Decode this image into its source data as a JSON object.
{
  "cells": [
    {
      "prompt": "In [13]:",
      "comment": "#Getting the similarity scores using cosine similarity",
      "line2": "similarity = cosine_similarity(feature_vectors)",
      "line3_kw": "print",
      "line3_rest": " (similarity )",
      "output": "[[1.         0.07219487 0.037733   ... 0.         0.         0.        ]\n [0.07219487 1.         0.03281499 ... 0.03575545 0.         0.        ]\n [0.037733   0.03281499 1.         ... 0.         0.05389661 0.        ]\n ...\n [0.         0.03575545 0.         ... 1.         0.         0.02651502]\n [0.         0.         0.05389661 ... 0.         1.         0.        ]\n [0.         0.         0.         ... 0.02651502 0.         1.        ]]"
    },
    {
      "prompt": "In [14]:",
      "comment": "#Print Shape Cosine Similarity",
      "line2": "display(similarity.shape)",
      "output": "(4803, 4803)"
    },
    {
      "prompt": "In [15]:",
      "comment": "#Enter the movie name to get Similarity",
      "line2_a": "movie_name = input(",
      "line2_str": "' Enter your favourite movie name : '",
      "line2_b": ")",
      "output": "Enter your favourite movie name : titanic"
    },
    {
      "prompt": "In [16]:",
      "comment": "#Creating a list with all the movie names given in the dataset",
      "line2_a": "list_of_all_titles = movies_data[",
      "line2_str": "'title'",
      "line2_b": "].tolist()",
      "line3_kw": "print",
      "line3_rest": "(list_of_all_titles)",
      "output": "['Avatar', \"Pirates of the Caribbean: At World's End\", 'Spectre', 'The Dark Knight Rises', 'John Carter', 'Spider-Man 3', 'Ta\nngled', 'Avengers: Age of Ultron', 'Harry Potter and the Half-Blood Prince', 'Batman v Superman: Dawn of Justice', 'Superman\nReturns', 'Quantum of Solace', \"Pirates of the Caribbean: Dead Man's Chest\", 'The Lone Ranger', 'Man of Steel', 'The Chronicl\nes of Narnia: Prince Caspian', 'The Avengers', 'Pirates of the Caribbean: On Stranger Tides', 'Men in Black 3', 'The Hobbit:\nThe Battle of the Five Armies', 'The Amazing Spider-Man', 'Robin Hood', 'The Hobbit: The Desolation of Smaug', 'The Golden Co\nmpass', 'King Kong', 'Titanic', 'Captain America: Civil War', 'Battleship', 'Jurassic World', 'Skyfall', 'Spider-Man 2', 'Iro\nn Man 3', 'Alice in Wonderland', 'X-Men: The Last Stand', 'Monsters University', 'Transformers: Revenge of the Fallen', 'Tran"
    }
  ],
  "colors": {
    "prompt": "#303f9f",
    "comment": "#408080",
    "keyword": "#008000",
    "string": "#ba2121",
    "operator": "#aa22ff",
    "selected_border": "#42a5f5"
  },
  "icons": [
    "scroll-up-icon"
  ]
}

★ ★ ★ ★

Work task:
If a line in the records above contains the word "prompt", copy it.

Task solution:
      "prompt": "In [13]:",
      "prompt": "In [14]:",
      "prompt": "In [15]:",
      "prompt": "In [16]:",
    "prompt": "#303f9f",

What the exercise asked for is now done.